- 27% want to support people working in the countryside
- 22% want to eat food from near where they live
I'm certain that if we were to compare these results with the adult population, we would find that there is a much greater level of concern amongst children. Perhaps their idealism is yet to be eroded by the realities of having to make ends meet, running a household or the temptations of a BOGOF, but for now it gives me great cause for hope that we have something to work with.
That's why I'm so motivated to do something about it. I was at a local primary school giving a talk this morning and I was struck by the level of interest from children. What also amazed me was the lack of awareness that the adults had of the children's level of knowledge. The whole event has acted as a catalyst for the school to do something about it, and I fully expect an army of children, parents and teachers invading my farm on Open Farm Sunday on 1st June. I hope readers will think about open their farm gate too, or help a neighbour that already is, to do their bit too.
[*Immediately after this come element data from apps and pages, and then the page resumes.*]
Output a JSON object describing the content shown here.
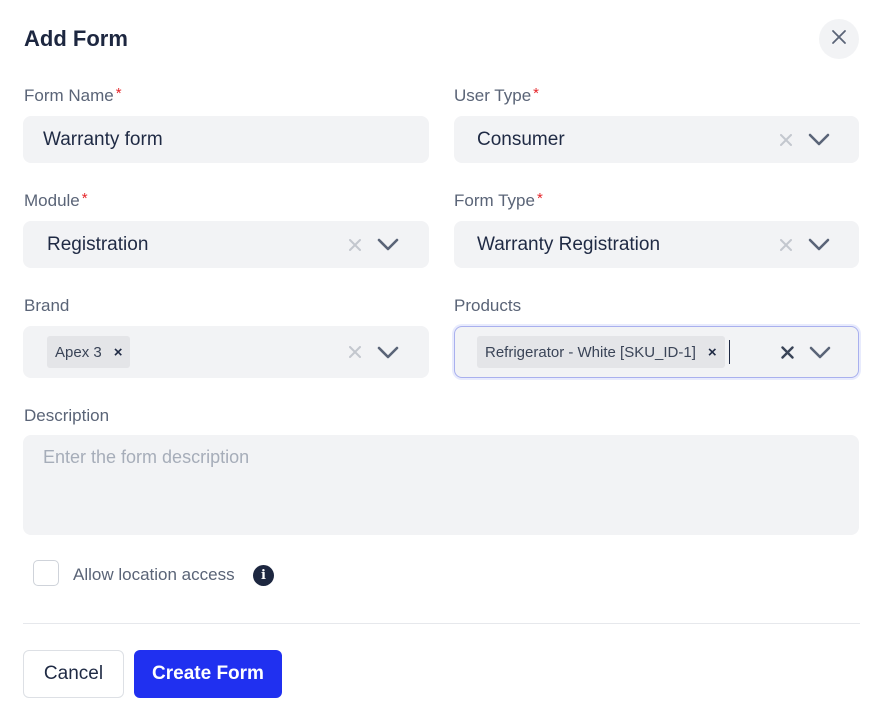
{
  "dialog": {
    "title": "Add Form"
  },
  "fields": {
    "form_name": {
      "label": "Form Name",
      "required_mark": "*",
      "value": "Warranty form"
    },
    "user_type": {
      "label": "User Type",
      "required_mark": "*",
      "value": "Consumer"
    },
    "module": {
      "label": "Module",
      "required_mark": "*",
      "value": "Registration"
    },
    "form_type": {
      "label": "Form Type",
      "required_mark": "*",
      "value": "Warranty Registration"
    },
    "brand": {
      "label": "Brand",
      "chips": [
        "Apex 3"
      ],
      "chip_remove": "×"
    },
    "products": {
      "label": "Products",
      "chips": [
        "Refrigerator - White [SKU_ID-1]"
      ],
      "chip_remove": "×"
    },
    "description": {
      "label": "Description",
      "placeholder": "Enter the form description"
    }
  },
  "location": {
    "label": "Allow location access",
    "checked": false,
    "info_glyph": "i"
  },
  "footer": {
    "cancel_label": "Cancel",
    "create_label": "Create Form"
  },
  "icons": {
    "close": "close-icon",
    "clear": "clear-icon",
    "dropdown": "chevron-down-icon",
    "info": "info-icon"
  },
  "colors": {
    "primary": "#2030f0",
    "required": "#e5252a",
    "field_bg": "#f2f3f5",
    "focus_border": "#a9b0ee"
  }
}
The evidence now clearly demonstrates that simple first-hand experiences such as visiting a farm, growing plants or cooking a meal are by far and away the most effective way of changing children's relationship with food. For example:
- Almost two thirds of children who regularly visit the countryside care where their food comes from, compared with 60% of those who don't who 'aren't bovvered'.
- Actually seeing food being grown creates 'visual reinforcement', which increases children's nutritional knowledge by 22%
- Furthermore, it increases their positive food preferences, making children much more likely to try broccoli (+20%), mangetout (+31%), courgette (+30%) and carrots (+9%)
- These food preferences even extend to foods which they don't see produced, indicating that exposure to outdoor agriculture has a general improvement effect on children's food choices
With such willing students and with such an opportunity to inform and influence the attitudes of the next generation of consumers, now is the time if ever there was one for joining together to rescue this generation of 'Concrete Kids'.